Smashing Plates like its a Greek Wedding
Nylon, Fibreglass, Aluminium, Magnesium...what does it all mean?
Well, these are all materials widely used to make up various plates of different qualities and for different purposes like manoeuvrability or cost effectiveness.
Nylon is a lightweight and affordable material used in basic plates as they are not very responsive or manoeuvrable and are found on base model derby skates for beginners on a budget who weigh less than 90kg.
Plates can be upgraded, however if you find a boot you like with a Nylon plate for a price that you can afford, you can always upgrade your plate to a premium plate at a later stage.
Fibreglass and Fibreglass reinforced Nylon plates are slightly more costly than standard Nylon and even more light weight. They are slightly more responsive than straight Nylon and are a good option for beginners on a budget that weighs less than 130kg.
Aluminium and Magnesium are the materials used more most Advanced Derby skates.

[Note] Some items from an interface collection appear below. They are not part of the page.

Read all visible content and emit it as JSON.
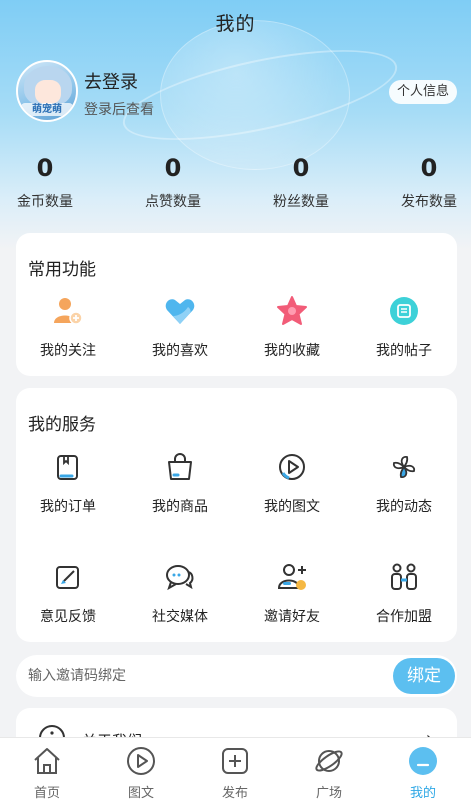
{
  "header": {
    "title": "我的"
  },
  "user": {
    "name": "去登录",
    "subtitle": "登录后查看",
    "avatar_tag": "萌宠萌",
    "profile_button": "个人信息"
  },
  "stats": [
    {
      "value": "0",
      "label": "金币数量"
    },
    {
      "value": "0",
      "label": "点赞数量"
    },
    {
      "value": "0",
      "label": "粉丝数量"
    },
    {
      "value": "0",
      "label": "发布数量"
    }
  ],
  "common": {
    "title": "常用功能",
    "items": [
      {
        "label": "我的关注",
        "icon": "follow-icon"
      },
      {
        "label": "我的喜欢",
        "icon": "heart-icon"
      },
      {
        "label": "我的收藏",
        "icon": "star-icon"
      },
      {
        "label": "我的帖子",
        "icon": "post-icon"
      }
    ]
  },
  "services": {
    "title": "我的服务",
    "items": [
      {
        "label": "我的订单",
        "icon": "order-icon"
      },
      {
        "label": "我的商品",
        "icon": "shopping-bag-icon"
      },
      {
        "label": "我的图文",
        "icon": "play-icon"
      },
      {
        "label": "我的动态",
        "icon": "pinwheel-icon"
      },
      {
        "label": "意见反馈",
        "icon": "edit-icon"
      },
      {
        "label": "社交媒体",
        "icon": "chat-icon"
      },
      {
        "label": "邀请好友",
        "icon": "add-user-icon"
      },
      {
        "label": "合作加盟",
        "icon": "partners-icon"
      }
    ]
  },
  "invite": {
    "placeholder": "输入邀请码绑定",
    "button": "绑定"
  },
  "about": {
    "label": "关于我们"
  },
  "tabs": [
    {
      "label": "首页",
      "icon": "home-icon"
    },
    {
      "label": "图文",
      "icon": "play-icon"
    },
    {
      "label": "发布",
      "icon": "plus-icon"
    },
    {
      "label": "广场",
      "icon": "planet-icon"
    },
    {
      "label": "我的",
      "icon": "user-icon",
      "active": true
    }
  ],
  "colors": {
    "accent": "#2fa8e6",
    "bind_button": "#5cbff0",
    "hero_top": "#7fcdf5"
  }
}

Some Aluminium Plates are a low to medium end quality.
The low-end Aluminium plates will be very heavy with a lower performance of the Aluminium range and are not as ideal for derby as they are so heavy but they are fine for heavier skaters on a restricted budget.
Medium end Aluminium are heavy but they provide a decent performance and at a medium price range. They are a good sturdy choice for beginner skaters who weigh more than 90kg.

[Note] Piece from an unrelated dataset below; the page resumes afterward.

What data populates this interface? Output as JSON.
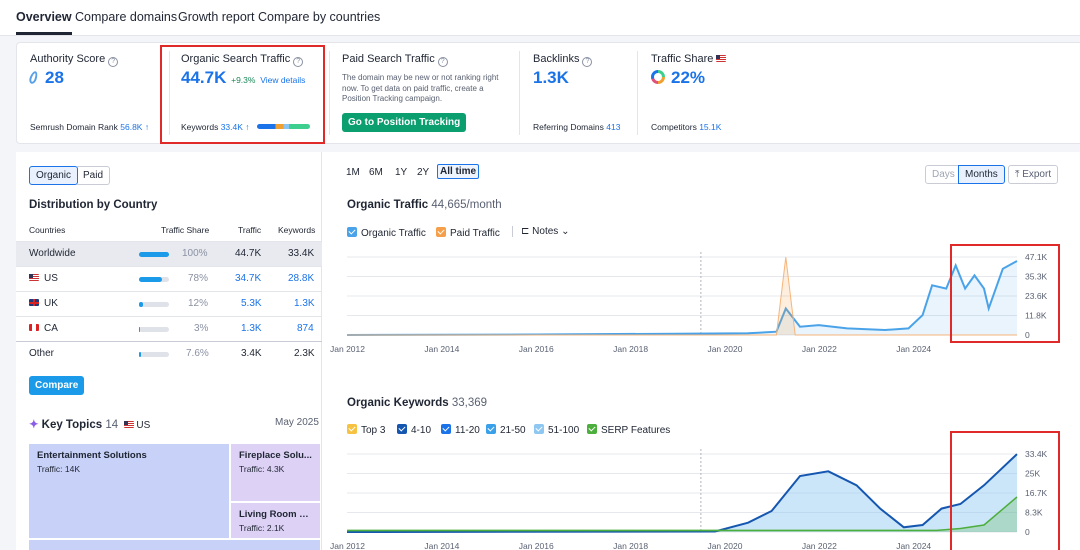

High End Aluminium and Aluminium/Magnesium are the lightest of the aluminium plates, with great performance. They are more expensive but well worth the investment if you have the money to spend. These are a great option for all shapes and sizes and all skill levels.
FreshMeat Hire Pack
If you are still undecided or would like to take the time to try on other derby skates from your fellow freshies or other trainers during FreshMeat, then buy something more suitable later then you should totally take advantage of our Roller Derby Hire pack. It has everything you will need except a mouthguard cos that would be grose!